# [WHAT YOU SHOULD DO]
What lines in the data hold the string "ustreas"? Show them.

┄┄┄┄┄┄┄┄┄┄┄┄┄┄┄┄┄┄┄┄

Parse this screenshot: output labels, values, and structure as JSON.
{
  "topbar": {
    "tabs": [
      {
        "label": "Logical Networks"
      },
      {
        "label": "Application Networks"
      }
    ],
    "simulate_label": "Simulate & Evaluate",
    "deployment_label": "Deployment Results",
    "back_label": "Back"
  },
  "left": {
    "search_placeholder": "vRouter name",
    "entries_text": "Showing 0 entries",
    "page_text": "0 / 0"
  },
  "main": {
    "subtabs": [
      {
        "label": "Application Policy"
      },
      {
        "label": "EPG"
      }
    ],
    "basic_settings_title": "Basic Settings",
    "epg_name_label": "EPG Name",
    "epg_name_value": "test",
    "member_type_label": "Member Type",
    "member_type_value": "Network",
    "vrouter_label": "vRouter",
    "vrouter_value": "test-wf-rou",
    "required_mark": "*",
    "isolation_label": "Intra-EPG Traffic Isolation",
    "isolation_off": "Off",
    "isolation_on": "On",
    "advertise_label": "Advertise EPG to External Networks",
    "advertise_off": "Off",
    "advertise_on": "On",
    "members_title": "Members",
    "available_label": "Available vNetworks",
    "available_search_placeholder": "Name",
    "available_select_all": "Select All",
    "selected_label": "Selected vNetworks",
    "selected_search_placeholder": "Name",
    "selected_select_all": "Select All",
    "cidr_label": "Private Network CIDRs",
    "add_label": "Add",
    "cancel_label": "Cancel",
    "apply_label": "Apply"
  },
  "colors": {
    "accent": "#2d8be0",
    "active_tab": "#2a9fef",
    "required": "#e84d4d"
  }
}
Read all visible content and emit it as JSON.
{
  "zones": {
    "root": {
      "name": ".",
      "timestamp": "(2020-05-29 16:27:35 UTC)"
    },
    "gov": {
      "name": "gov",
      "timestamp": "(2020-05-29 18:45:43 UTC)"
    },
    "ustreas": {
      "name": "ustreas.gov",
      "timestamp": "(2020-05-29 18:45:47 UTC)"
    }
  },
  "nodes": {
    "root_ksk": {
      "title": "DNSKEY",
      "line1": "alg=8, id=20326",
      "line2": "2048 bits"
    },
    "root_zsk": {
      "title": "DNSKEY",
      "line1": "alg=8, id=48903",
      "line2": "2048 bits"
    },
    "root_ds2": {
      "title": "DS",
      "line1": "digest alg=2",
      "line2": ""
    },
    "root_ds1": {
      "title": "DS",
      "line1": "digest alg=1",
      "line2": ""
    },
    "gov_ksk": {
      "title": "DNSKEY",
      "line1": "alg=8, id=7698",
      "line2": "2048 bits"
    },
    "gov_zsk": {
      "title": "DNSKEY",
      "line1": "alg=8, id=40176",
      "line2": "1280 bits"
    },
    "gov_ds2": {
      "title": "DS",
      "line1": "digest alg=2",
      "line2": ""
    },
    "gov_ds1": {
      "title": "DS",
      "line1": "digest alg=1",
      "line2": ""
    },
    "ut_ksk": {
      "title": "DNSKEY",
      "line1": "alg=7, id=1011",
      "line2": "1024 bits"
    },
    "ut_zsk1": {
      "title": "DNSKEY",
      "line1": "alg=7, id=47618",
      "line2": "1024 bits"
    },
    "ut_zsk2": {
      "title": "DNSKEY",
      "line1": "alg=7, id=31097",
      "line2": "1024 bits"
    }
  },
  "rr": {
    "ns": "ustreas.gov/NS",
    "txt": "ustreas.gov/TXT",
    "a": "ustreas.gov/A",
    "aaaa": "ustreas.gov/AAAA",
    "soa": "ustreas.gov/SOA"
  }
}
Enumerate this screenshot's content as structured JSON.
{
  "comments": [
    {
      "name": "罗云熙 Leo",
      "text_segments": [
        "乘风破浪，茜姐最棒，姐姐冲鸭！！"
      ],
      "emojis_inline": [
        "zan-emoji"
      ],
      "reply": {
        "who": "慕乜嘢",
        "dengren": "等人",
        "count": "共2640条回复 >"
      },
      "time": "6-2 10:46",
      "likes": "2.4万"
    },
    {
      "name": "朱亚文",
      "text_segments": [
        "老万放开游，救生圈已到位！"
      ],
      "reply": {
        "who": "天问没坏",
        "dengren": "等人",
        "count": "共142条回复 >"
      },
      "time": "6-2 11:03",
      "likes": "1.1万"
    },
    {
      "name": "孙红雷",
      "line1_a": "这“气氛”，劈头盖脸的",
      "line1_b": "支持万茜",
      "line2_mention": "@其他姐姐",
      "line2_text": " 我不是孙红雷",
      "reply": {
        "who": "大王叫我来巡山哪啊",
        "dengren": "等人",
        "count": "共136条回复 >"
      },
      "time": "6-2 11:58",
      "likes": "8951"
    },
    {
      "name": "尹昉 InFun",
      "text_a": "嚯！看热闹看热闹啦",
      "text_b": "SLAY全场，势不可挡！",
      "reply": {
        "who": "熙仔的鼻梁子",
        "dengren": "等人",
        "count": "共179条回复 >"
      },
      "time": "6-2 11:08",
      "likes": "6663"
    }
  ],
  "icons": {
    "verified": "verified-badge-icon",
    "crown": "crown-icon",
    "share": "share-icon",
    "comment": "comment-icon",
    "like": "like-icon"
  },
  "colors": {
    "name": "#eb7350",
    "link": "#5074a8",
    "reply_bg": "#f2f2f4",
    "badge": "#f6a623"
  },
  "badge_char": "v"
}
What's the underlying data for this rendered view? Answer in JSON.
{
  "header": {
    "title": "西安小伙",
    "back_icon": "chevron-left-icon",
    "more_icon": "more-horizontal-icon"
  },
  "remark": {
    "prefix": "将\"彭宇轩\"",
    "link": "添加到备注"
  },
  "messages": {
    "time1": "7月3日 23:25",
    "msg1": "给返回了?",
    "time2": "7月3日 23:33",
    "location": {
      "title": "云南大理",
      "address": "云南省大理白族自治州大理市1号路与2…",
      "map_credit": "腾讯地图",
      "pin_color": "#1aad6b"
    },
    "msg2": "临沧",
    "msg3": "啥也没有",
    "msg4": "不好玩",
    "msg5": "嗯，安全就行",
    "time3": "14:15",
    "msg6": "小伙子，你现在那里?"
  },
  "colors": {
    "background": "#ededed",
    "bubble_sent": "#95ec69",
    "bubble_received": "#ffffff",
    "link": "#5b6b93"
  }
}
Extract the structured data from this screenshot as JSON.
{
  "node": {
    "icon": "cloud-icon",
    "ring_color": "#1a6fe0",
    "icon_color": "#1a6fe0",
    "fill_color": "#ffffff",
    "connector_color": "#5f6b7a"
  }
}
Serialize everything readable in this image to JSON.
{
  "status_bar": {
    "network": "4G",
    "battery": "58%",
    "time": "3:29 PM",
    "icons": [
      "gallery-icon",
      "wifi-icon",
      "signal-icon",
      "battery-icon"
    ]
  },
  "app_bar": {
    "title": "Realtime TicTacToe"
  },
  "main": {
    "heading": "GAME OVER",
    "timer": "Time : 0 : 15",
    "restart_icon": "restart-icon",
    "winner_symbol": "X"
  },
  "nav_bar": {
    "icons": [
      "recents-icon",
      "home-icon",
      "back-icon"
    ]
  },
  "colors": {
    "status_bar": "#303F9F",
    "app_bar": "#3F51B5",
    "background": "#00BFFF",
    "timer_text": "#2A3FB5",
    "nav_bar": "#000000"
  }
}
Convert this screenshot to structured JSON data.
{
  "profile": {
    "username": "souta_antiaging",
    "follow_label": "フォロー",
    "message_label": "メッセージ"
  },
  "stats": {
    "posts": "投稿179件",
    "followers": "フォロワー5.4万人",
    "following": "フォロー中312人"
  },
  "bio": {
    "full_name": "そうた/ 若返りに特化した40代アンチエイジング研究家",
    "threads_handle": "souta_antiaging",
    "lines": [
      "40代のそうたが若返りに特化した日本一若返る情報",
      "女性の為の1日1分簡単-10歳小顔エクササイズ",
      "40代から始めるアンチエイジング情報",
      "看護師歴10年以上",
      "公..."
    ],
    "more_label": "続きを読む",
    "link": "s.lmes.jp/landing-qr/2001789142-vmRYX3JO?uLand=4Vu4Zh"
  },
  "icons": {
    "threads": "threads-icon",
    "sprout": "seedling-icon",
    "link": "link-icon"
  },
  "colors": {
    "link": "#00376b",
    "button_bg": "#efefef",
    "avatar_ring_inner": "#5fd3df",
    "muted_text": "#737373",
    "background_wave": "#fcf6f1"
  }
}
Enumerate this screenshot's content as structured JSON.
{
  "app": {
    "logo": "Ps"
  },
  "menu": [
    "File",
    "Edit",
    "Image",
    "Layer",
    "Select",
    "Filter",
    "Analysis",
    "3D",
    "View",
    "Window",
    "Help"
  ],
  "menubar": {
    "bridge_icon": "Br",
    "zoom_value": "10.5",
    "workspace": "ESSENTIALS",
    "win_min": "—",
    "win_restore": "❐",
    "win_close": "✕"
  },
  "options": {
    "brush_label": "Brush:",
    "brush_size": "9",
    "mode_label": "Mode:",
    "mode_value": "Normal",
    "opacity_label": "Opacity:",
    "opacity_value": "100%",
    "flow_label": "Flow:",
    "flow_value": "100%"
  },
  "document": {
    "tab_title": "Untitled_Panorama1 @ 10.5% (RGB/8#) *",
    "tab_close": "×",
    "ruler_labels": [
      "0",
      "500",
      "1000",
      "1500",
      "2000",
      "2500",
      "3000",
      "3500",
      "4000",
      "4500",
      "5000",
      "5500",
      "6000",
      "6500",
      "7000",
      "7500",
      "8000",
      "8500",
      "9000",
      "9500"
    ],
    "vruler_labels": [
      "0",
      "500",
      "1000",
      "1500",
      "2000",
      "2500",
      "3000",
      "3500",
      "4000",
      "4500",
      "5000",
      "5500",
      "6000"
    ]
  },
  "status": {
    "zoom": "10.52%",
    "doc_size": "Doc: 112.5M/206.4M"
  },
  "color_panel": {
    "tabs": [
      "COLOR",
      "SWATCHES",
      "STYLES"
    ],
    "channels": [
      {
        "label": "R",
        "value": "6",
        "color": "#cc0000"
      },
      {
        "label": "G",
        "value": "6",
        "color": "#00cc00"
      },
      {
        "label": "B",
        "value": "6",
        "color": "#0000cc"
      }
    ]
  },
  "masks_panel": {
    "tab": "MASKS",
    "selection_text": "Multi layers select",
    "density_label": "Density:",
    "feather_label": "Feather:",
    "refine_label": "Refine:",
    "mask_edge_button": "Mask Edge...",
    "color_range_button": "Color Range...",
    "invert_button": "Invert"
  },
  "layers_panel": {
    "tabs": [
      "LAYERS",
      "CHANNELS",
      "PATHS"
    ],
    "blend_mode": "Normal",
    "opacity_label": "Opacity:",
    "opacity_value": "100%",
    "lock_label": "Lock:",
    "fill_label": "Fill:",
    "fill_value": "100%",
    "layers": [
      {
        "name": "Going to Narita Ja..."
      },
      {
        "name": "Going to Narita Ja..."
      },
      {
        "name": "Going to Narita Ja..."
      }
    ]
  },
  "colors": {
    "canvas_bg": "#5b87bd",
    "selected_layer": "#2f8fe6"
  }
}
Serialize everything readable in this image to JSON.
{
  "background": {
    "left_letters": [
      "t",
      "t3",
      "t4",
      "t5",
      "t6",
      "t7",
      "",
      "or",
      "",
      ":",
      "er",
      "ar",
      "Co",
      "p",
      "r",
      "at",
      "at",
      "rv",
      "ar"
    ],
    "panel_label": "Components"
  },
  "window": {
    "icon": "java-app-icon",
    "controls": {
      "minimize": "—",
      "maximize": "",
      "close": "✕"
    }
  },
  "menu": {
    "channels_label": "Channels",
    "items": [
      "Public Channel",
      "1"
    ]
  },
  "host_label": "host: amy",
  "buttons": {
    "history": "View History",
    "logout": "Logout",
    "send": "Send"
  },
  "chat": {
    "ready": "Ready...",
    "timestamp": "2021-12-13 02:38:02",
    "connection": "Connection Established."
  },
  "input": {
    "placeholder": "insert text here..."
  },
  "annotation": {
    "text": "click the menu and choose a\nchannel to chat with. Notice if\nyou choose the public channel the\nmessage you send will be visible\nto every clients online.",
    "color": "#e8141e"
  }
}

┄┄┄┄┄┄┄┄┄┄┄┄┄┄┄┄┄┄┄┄

# [WRITTEN ANSWER]
    "ustreas": {
      "name": "ustreas.gov",
    "ns": "ustreas.gov/NS",
    "txt": "ustreas.gov/TXT",
    "a": "ustreas.gov/A",
    "aaaa": "ustreas.gov/AAAA",
    "soa": "ustreas.gov/SOA"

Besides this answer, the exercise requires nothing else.